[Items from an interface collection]
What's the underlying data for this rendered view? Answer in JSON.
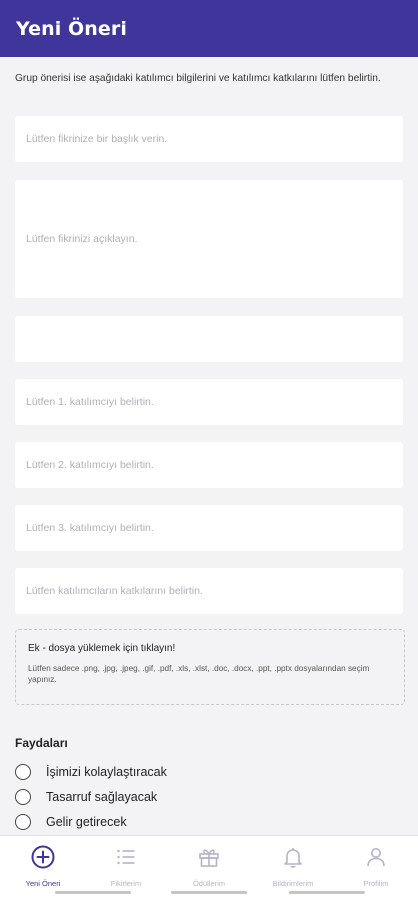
{
  "appbar": {
    "title": "Yeni Öneri"
  },
  "form": {
    "intro": "Grup önerisi ise aşağıdaki katılımcı bilgilerini ve katılımcı katkılarını lütfen belirtin.",
    "title_placeholder": "Lütfen fikrinize bir başlık verin.",
    "description_placeholder": "Lütfen fikrinizi açıklayın.",
    "extra_placeholder": "",
    "participant1_placeholder": "Lütfen 1. katılımcıyı belirtin.",
    "participant2_placeholder": "Lütfen 2. katılımcıyı belirtin.",
    "participant3_placeholder": "Lütfen 3. katılımcıyı belirtin.",
    "contributions_placeholder": "Lütfen katılımcıların katkılarını belirtin."
  },
  "upload": {
    "title": "Ek - dosya yüklemek için tıklayın!",
    "note": "Lütfen sadece .png, .jpg, .jpeg, .gif, .pdf, .xls, .xlst, .doc, .docx, .ppt, .pptx dosyalarından seçim yapınız."
  },
  "benefits": {
    "title": "Faydaları",
    "options": [
      "İşimizi kolaylaştıracak",
      "Tasarruf sağlayacak",
      "Gelir getirecek"
    ]
  },
  "nav": {
    "items": [
      {
        "label": "Yeni Öneri",
        "icon": "add-circle-icon",
        "active": true
      },
      {
        "label": "Fikirlerim",
        "icon": "list-icon",
        "active": false
      },
      {
        "label": "Ödüllerim",
        "icon": "gift-icon",
        "active": false
      },
      {
        "label": "Bildirimlerim",
        "icon": "bell-icon",
        "active": false
      },
      {
        "label": "Profilim",
        "icon": "person-icon",
        "active": false
      }
    ]
  },
  "colors": {
    "primary": "#3f359a",
    "background": "#f3f3f5",
    "inactive_nav": "#b4b4c8"
  }
}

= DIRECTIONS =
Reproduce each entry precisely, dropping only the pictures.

= SOLUTION FOR THIS PROBLEM =
What's the underlying data for this rendered view? Answer in JSON.
{
  "appbar": {
    "title": "Yeni Öneri"
  },
  "form": {
    "intro": "Grup önerisi ise aşağıdaki katılımcı bilgilerini ve katılımcı katkılarını lütfen belirtin.",
    "title_placeholder": "Lütfen fikrinize bir başlık verin.",
    "description_placeholder": "Lütfen fikrinizi açıklayın.",
    "extra_placeholder": "",
    "participant1_placeholder": "Lütfen 1. katılımcıyı belirtin.",
    "participant2_placeholder": "Lütfen 2. katılımcıyı belirtin.",
    "participant3_placeholder": "Lütfen 3. katılımcıyı belirtin.",
    "contributions_placeholder": "Lütfen katılımcıların katkılarını belirtin."
  },
  "upload": {
    "title": "Ek - dosya yüklemek için tıklayın!",
    "note": "Lütfen sadece .png, .jpg, .jpeg, .gif, .pdf, .xls, .xlst, .doc, .docx, .ppt, .pptx dosyalarından seçim yapınız."
  },
  "benefits": {
    "title": "Faydaları",
    "options": [
      "İşimizi kolaylaştıracak",
      "Tasarruf sağlayacak",
      "Gelir getirecek"
    ]
  },
  "nav": {
    "items": [
      {
        "label": "Yeni Öneri",
        "icon": "add-circle-icon",
        "active": true
      },
      {
        "label": "Fikirlerim",
        "icon": "list-icon",
        "active": false
      },
      {
        "label": "Ödüllerim",
        "icon": "gift-icon",
        "active": false
      },
      {
        "label": "Bildirimlerim",
        "icon": "bell-icon",
        "active": false
      },
      {
        "label": "Profilim",
        "icon": "person-icon",
        "active": false
      }
    ]
  },
  "colors": {
    "primary": "#3f359a",
    "background": "#f3f3f5",
    "inactive_nav": "#b4b4c8"
  }
}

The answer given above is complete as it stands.